(RECORD EXTRACTS begins)
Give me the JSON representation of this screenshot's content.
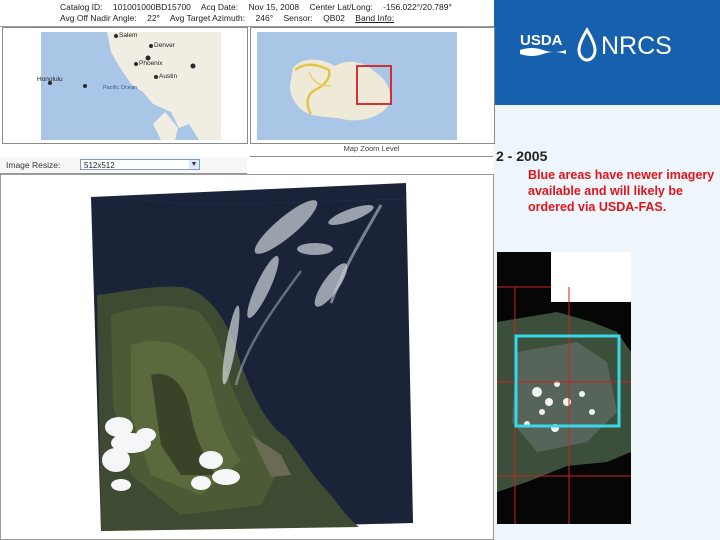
{
  "info_bar": {
    "row1": {
      "catalog_id_label": "Catalog ID:",
      "catalog_id": "101001000BD15700",
      "acq_date_label": "Acq Date:",
      "acq_date": "Nov 15, 2008",
      "center_label": "Center Lat/Long:",
      "center_value": "-156.022°/20.789°"
    },
    "row2": {
      "nadir_label": "Avg Off Nadir Angle:",
      "nadir_value": "22°",
      "azimuth_label": "Avg Target Azimuth:",
      "azimuth_value": "246°",
      "sensor_label": "Sensor:",
      "sensor_value": "QB02",
      "band_label": "Band Info:"
    }
  },
  "overview_map": {
    "cities": [
      "Salem",
      "Denver",
      "Phoenix",
      "Austin",
      "Honolulu"
    ],
    "ocean_label": "Pacific Ocean"
  },
  "zoom_map": {
    "caption": "Map Zoom Level"
  },
  "image_resize": {
    "label": "Image Resize:",
    "value": "512x512"
  },
  "slide": {
    "org_usda": "USDA",
    "org_nrcs": "NRCS",
    "year_range": "2 - 2005",
    "note": "Blue areas have newer imagery available and will likely be ordered via USDA-FAS."
  },
  "colors": {
    "header_blue": "#1660ad",
    "note_red": "#e0141b",
    "highlight_cyan": "#38d8e8",
    "grid_red": "#d02020"
  }
}
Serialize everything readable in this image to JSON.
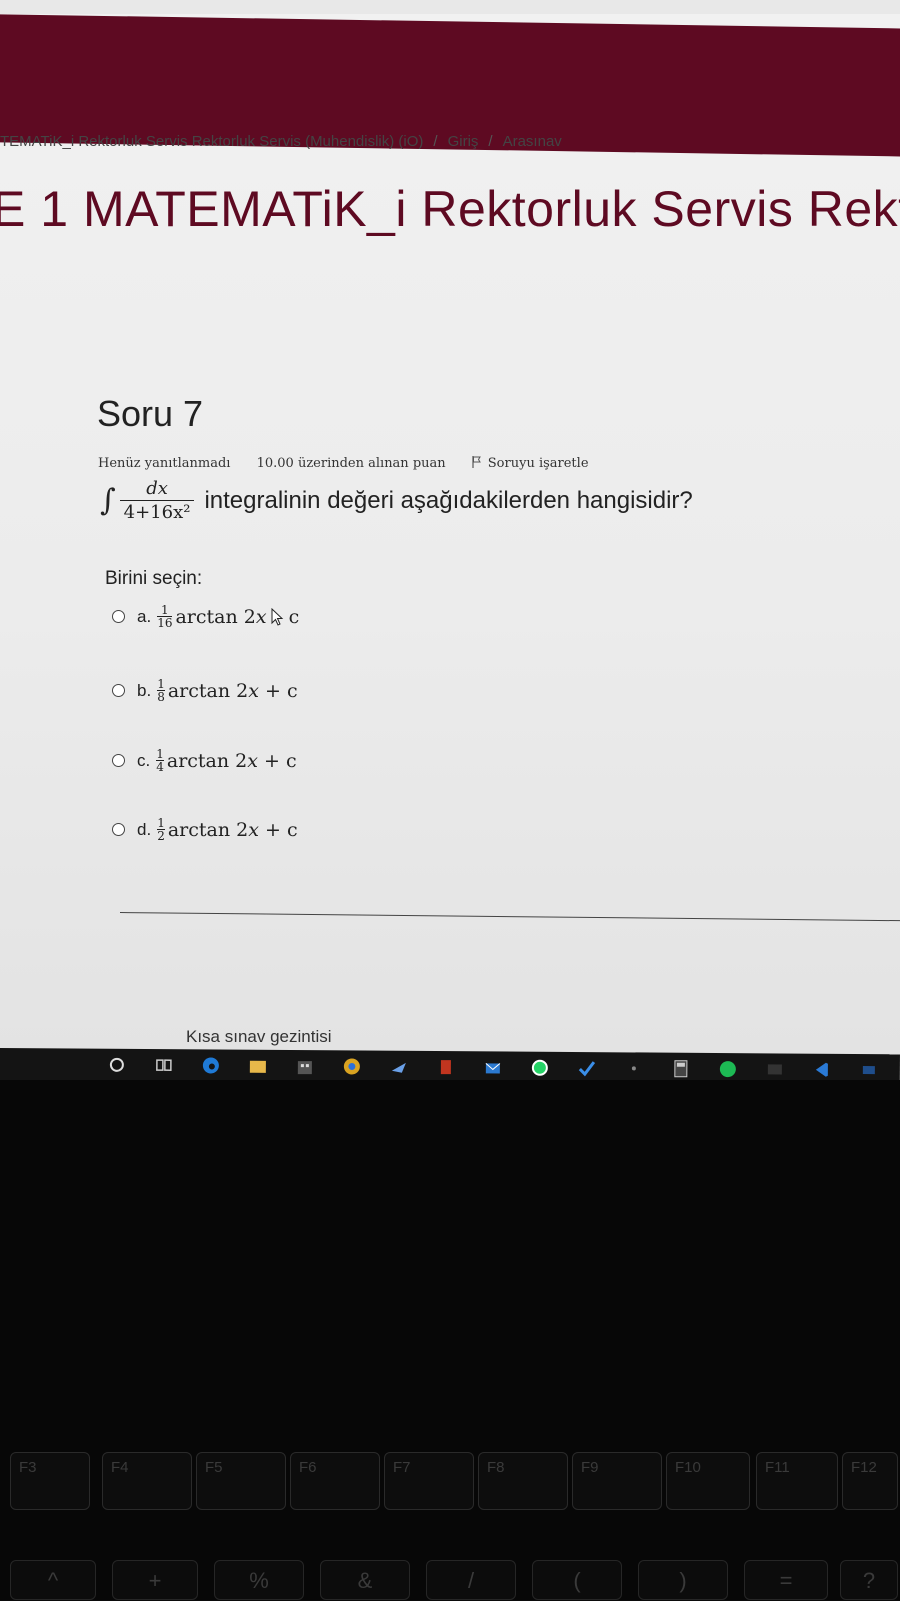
{
  "breadcrumb": {
    "course": "TEMATiK_i Rektorluk Servis Rektorluk Servis (Muhendislik) (iO)",
    "separator": "/",
    "section": "Giriş",
    "page": "Arasınav"
  },
  "course_title": "E 1 MATEMATiK_i Rektorluk Servis Rekt",
  "question": {
    "title": "Soru 7",
    "status": "Henüz yanıtlanmadı",
    "points": "10.00 üzerinden alınan puan",
    "flag_label": "Soruyu işaretle",
    "integral": {
      "symbol": "∫",
      "numerator": "dx",
      "denominator": "4+16x²"
    },
    "text": "integralinin değeri aşağıdakilerden hangisidir?",
    "choose_label": "Birini seçin:",
    "options": [
      {
        "letter": "a.",
        "num": "1",
        "den": "16",
        "expr_pre": "arctan 2",
        "var": "x",
        "expr_post": "c"
      },
      {
        "letter": "b.",
        "num": "1",
        "den": "8",
        "expr_pre": "arctan 2",
        "var": "x",
        "expr_post": "+ c"
      },
      {
        "letter": "c.",
        "num": "1",
        "den": "4",
        "expr_pre": "arctan 2",
        "var": "x",
        "expr_post": "+ c"
      },
      {
        "letter": "d.",
        "num": "1",
        "den": "2",
        "expr_pre": "arctan 2",
        "var": "x",
        "expr_post": "+ c"
      }
    ]
  },
  "quiz_nav_title": "Kısa sınav gezintisi",
  "colors": {
    "brand": "#5e0a22",
    "text": "#222222"
  },
  "taskbar_icons": [
    "windows-search-icon",
    "task-view-icon",
    "edge-icon",
    "file-explorer-icon",
    "store-icon",
    "chrome-icon",
    "arrow-app-icon",
    "office-icon",
    "mail-icon",
    "whatsapp-icon",
    "check-app-icon",
    "dot-app-icon",
    "calculator-icon",
    "spotify-icon",
    "settings-app-icon",
    "vs-code-icon",
    "extra-app-icon"
  ],
  "keyboard": {
    "fkeys": [
      "F3",
      "F4",
      "F5",
      "F6",
      "F7",
      "F8",
      "F9",
      "F10",
      "F11",
      "F12"
    ],
    "symbols": [
      "^",
      "+",
      "%",
      "&",
      "/",
      "(",
      ")",
      "=",
      "?"
    ]
  }
}
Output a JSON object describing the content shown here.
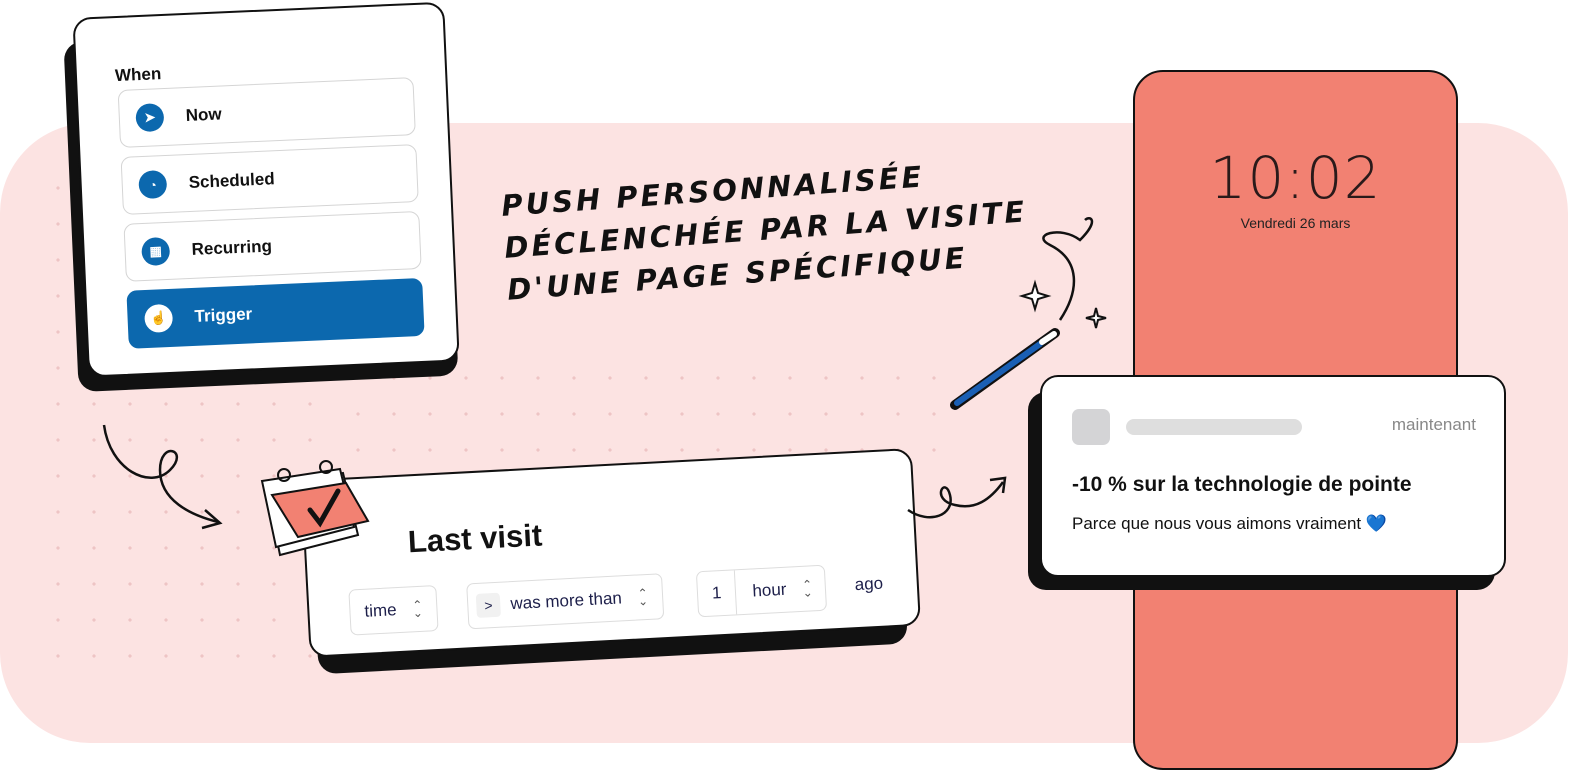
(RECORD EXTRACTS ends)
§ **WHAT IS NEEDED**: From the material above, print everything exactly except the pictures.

§ **WORKED SOLUTION**:
Give me the JSON representation of this screenshot's content.
{
  "info_bar": {
    "row1": {
      "catalog_id_label": "Catalog ID:",
      "catalog_id": "101001000BD15700",
      "acq_date_label": "Acq Date:",
      "acq_date": "Nov 15, 2008",
      "center_label": "Center Lat/Long:",
      "center_value": "-156.022°/20.789°"
    },
    "row2": {
      "nadir_label": "Avg Off Nadir Angle:",
      "nadir_value": "22°",
      "azimuth_label": "Avg Target Azimuth:",
      "azimuth_value": "246°",
      "sensor_label": "Sensor:",
      "sensor_value": "QB02",
      "band_label": "Band Info:"
    }
  },
  "overview_map": {
    "cities": [
      "Salem",
      "Denver",
      "Phoenix",
      "Austin",
      "Honolulu"
    ],
    "ocean_label": "Pacific Ocean"
  },
  "zoom_map": {
    "caption": "Map Zoom Level"
  },
  "image_resize": {
    "label": "Image Resize:",
    "value": "512x512"
  },
  "slide": {
    "org_usda": "USDA",
    "org_nrcs": "NRCS",
    "year_range": "2 - 2005",
    "note": "Blue areas have newer imagery available and will likely be ordered via USDA-FAS."
  },
  "colors": {
    "header_blue": "#1660ad",
    "note_red": "#e0141b",
    "highlight_cyan": "#38d8e8",
    "grid_red": "#d02020"
  }
}
Serialize everything readable in this image to JSON.
{
  "breadcrumb": {
    "course": "TEMATiK_i Rektorluk Servis Rektorluk Servis (Muhendislik) (iO)",
    "separator": "/",
    "section": "Giriş",
    "page": "Arasınav"
  },
  "course_title": "E 1 MATEMATiK_i Rektorluk Servis Rekt",
  "question": {
    "title": "Soru 7",
    "status": "Henüz yanıtlanmadı",
    "points": "10.00 üzerinden alınan puan",
    "flag_label": "Soruyu işaretle",
    "integral": {
      "symbol": "∫",
      "numerator": "dx",
      "denominator": "4+16x²"
    },
    "text": "integralinin değeri aşağıdakilerden hangisidir?",
    "choose_label": "Birini seçin:",
    "options": [
      {
        "letter": "a.",
        "num": "1",
        "den": "16",
        "expr_pre": "arctan 2",
        "var": "x",
        "expr_post": "c"
      },
      {
        "letter": "b.",
        "num": "1",
        "den": "8",
        "expr_pre": "arctan 2",
        "var": "x",
        "expr_post": "+ c"
      },
      {
        "letter": "c.",
        "num": "1",
        "den": "4",
        "expr_pre": "arctan 2",
        "var": "x",
        "expr_post": "+ c"
      },
      {
        "letter": "d.",
        "num": "1",
        "den": "2",
        "expr_pre": "arctan 2",
        "var": "x",
        "expr_post": "+ c"
      }
    ]
  },
  "quiz_nav_title": "Kısa sınav gezintisi",
  "colors": {
    "brand": "#5e0a22",
    "text": "#222222"
  },
  "taskbar_icons": [
    "windows-search-icon",
    "task-view-icon",
    "edge-icon",
    "file-explorer-icon",
    "store-icon",
    "chrome-icon",
    "arrow-app-icon",
    "office-icon",
    "mail-icon",
    "whatsapp-icon",
    "check-app-icon",
    "dot-app-icon",
    "calculator-icon",
    "spotify-icon",
    "settings-app-icon",
    "vs-code-icon",
    "extra-app-icon"
  ],
  "keyboard": {
    "fkeys": [
      "F3",
      "F4",
      "F5",
      "F6",
      "F7",
      "F8",
      "F9",
      "F10",
      "F11",
      "F12"
    ],
    "symbols": [
      "^",
      "+",
      "%",
      "&",
      "/",
      "(",
      ")",
      "=",
      "?"
    ]
  }
}
Output a JSON object describing the content shown here.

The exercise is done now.